A former BHS director pursued over the collapse of the department store group has agreed to a five-year ban on holding similar roles at other organisations, the Financial Times reported. The action against Lennart Henningson completes an investigation by the Insolvency Service into individuals involved in BHS’s failure, the service said in an update on its website. The “statement of unfit conduct” said Mr Henningson did not dispute that while serving as a BHS director he transferred £1.5m from the floundering company to a Swedish subsidiary he controlled.
Swedish oil refiner Nynas, which is owned by Venezuela’s state-run PDVSA and Finland’s Neste Oil, said on Tuesday it planned to reorganize its business in an attempt to disentangle itself from U.S. sanctions imposed on Venezuela, Reuters reported. Nynas said the proposed changes to its ownership structure, backed by both PDVSA and Neste Oil, were filed with the United States’ Office of Foreign Assets Control (OFAC) on January 17.
Sweden’s Riksbank is expected to raise interest rates to zero per cent on Thursday, ending a five-year experiment with negative interest rates and becoming the first central bank in the world to ditch the controversial policy, the Financial Times reported. But with the Nordic economy slowing, some traders are already betting that Sweden may struggle to leave behind sub-zero rates for long. The bank’s monetary policy committee is scheduled to announce its decision on borrowing costs on Thursday.
Sweden’s central bank is this month expected to swim against the tide of global monetary policy by raising interest rates even as the Scandinavian country’s economy softens, the Financial Times reported. A manufacturing sentiment survey published on Monday showed the lowest activity reading since 2012, the latest in a series of gloomy economic data. Growth in the third quarter was weaker than the Riksbank expected, according to figures released on Friday, which showed the economy grew 0.3 per cent compared with the previous quarter and 1.6 per cent year on year.

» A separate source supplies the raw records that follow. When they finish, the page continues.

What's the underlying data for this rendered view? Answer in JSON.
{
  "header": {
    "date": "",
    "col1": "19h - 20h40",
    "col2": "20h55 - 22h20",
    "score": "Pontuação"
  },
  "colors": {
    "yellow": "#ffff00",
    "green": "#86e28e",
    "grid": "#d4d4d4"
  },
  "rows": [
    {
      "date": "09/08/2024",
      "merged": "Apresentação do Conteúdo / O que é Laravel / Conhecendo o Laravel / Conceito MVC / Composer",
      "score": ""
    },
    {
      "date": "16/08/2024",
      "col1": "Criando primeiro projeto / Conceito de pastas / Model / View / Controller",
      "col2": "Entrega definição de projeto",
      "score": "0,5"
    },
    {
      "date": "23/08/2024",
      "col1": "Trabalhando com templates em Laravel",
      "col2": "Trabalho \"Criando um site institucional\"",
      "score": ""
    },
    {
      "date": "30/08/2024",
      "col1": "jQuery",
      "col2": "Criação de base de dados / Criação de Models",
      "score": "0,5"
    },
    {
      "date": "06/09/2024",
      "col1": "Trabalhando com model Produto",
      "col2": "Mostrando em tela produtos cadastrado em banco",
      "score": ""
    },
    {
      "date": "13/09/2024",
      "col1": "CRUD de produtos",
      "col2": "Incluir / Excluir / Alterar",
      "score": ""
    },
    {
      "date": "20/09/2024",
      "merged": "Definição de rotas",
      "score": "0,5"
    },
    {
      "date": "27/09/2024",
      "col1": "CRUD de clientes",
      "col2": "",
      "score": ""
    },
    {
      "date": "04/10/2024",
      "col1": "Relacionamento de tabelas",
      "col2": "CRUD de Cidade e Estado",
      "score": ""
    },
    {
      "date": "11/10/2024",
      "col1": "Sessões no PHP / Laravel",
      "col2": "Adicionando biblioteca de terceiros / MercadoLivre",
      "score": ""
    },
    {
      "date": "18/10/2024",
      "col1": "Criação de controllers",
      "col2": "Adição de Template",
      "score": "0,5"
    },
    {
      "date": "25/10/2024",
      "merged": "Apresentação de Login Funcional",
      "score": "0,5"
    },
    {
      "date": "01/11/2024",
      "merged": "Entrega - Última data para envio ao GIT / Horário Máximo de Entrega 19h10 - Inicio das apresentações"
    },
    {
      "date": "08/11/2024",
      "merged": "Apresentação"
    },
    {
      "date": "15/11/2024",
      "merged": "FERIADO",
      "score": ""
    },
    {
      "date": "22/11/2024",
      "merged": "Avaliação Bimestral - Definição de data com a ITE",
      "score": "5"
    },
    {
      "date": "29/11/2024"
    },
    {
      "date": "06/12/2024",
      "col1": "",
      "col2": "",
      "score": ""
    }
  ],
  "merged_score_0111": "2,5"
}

Sweden’s central bank plans still to raise interest rates this year or early next but increases would then be at a slower pace than previously forecast, prompting the currency to rally against the euro in early trading, the Financial Times reported. The Riksbank, in a statement on Thursday accompanying its decision to keep rates on hold at minus 0.25 per cent, said that “as before” borrowing costs “are expected to be raised towards the end of the year or at the beginning of next year”.
A potential crashing out of the EU by the UK would be the “greatest risk to the Swedish financial system” over the next six months as market participants felt that domestic factors had faded in comparison, Sweden’s central bank found in a survey, the Financial Times reported. “The risk of a disorderly UK withdrawal from the EU is the foremost risk factor for the Swedish financial system in the period ahead,” the Riksbank, in its six-month study on the Swedish fixed-income and foreign exchange markets, said on Wednesday.
Piraeus Bank, the biggest Greek lender, has announced a partnership with Sweden’s Intrum group to reduce a €7bn pile of bad loans that has been holding back its capacity to finance companies that survived the country’s economic crisis, the Financial Times reported. The €410m deal will create a new Greek debt collection business 80 per cent owned by Intrum and 20 per cent by Piraeus. However, the bank’s non-performing debt, which amounts to almost half the loan book, will remain on its balance sheet.
Sweden’s Riksbank said it will hold its main rate steady longer than previously expected and announced an 18-month bond-buying programme to start from July — the latest major central bank to take a more dovish shift on monetary policy. The Riksbank, which on Thursday kept its repo rate at a quarter of a point below zero, said it will purchase government bonds for a nominal value of SKr45bn (€4.2bn) from July until December 2020. It added that its benchmark interest rate will remain at minus 0.25 per cent “for a somewhat longer period of time than was forecast in February”.
Sweden's Skanska does not expect to hit an operating margin target for its construction business this year or next, sending its shares down nearly 3 percent on Wednesday, the International New York Times reported on a Reuters story. The Nordic region's biggest building firm, which is also one of the largest in the United States, is restructuring its construction division due to weak profitability and project writedowns, mainly in Poland and the United States.